March 29, 2011, Volume 57, No. 27

Music Builing, UPENN
The renovated and expanded music building turned red bricks into Gold.

Two recent renovations at the University of Pennsylvania have been certified LEED Gold this month by the US Green Building Council: the School of Arts and Sciences’ Music Building on 34th Street, and Joe’s Café, a new eatery in the Wharton School’s Steinberg Hall-Dietrich Hall.
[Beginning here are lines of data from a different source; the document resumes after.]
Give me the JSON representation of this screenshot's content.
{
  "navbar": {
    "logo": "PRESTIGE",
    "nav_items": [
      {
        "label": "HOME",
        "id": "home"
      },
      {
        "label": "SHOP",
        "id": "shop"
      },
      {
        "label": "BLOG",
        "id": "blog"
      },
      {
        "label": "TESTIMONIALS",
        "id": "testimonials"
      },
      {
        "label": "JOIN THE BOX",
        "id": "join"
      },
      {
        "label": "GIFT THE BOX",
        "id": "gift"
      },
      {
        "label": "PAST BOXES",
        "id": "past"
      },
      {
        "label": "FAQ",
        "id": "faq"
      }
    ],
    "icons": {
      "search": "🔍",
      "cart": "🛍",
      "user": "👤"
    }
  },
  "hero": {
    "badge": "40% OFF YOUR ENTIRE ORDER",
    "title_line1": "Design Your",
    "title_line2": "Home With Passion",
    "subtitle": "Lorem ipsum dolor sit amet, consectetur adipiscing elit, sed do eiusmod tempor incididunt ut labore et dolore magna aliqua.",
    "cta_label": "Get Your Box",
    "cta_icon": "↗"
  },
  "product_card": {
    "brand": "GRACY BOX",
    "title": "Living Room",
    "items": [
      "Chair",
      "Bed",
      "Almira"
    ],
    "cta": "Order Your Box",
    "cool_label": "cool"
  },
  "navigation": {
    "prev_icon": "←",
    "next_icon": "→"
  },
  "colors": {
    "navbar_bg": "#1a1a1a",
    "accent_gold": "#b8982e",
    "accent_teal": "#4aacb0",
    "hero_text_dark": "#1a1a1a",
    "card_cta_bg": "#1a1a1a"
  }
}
The Music Building and Joe’s Café join Penn’s first LEED-certified project, the Morris Arboretum’s Horticulture Center, which achieved a LEED Platinum rating, the highest possible (Almanac November 23, 2010). LEED (Leadership in Energy and Environmental Design) is the nation’s preeminent program for the design, construction and operation of high-performance green buildings.

The renovated and expanded Music Building, originally designed to meet LEED Silver requirements, has become Penn’s first LEED Gold building; exceeding these targets with efficient lighting and controls, mechanical and plumbing systems, passive storm water management techniques, reduced site water use with planting material selection and “smart” controls that adjust irrigation based on rainfall levels. Also noted was the project’s recycling or salvaging 95 percent of construction waste; use of recycled and regionally produced construction materials such as steel and concrete; interior finishes and Greenguard labeled furnishings made with sustainable and recycled materials as well as the ongoing use of “green” housekeeping methods and cleaning products.

The Music Building, (Almanac April 27, 2010) designed by Ann Beha  Architects, has also been recognized with a 2010 Preservation Award for Sensitive and Compatible Design of an Addition to a Public/Institutional Building from Preservation Pennsylvania, a 2010 Honor Award Citation for Design from the Boston Society of Architects and a 2010 Preservation Achievement Grand Jury Award from the Preservation Alliance for Greater Philadelphia.

Joe’s Café was built to achieve a LEED Gold designation for its commercial interior renovation, food-service practices, recycling, composting and chemical-free cleaning methods. The Café—Penn’s first sustainable “commercial interior”—replaces a smaller café that closed in 2009.

The concept of a sustainable café was conceived when Penn launched its Climate Action Plan in 2009, outlining strategies to reduce the University’s carbon footprint, including incorporating green building methods, increasing recycling and decreasing waste output and energy use.

The Café was designed to:

• Recycle or compost 50 percent by volume of its waste, including but not limited to food scraps, utensils, take-out containers and fryer oil, an amount that is twice the current total campus baseline of 24 percent.

• Purchase food and drink produced seasonally and within 150 miles, as well as hormone—and antibiotic—free meat and dairy, vegetarian-fed beef, Certified Humane eggs, fish sourced using the Monterey Bay Aquarium Seafood Watch guidelines, dolphin-safe tuna and Fair Trade and Certified Organic coffee.  

• Offer entrees, sauces, salads, roasted meats, stocks, baked goods and vegetables that are made daily from scratch, served with portion control in mind and include vegetarian options.

• Use no trans fats, peanut oil or MSG.

• Include an educational program on sustainable food.

Almanac - March 29, 2011, Volume 57, No. 27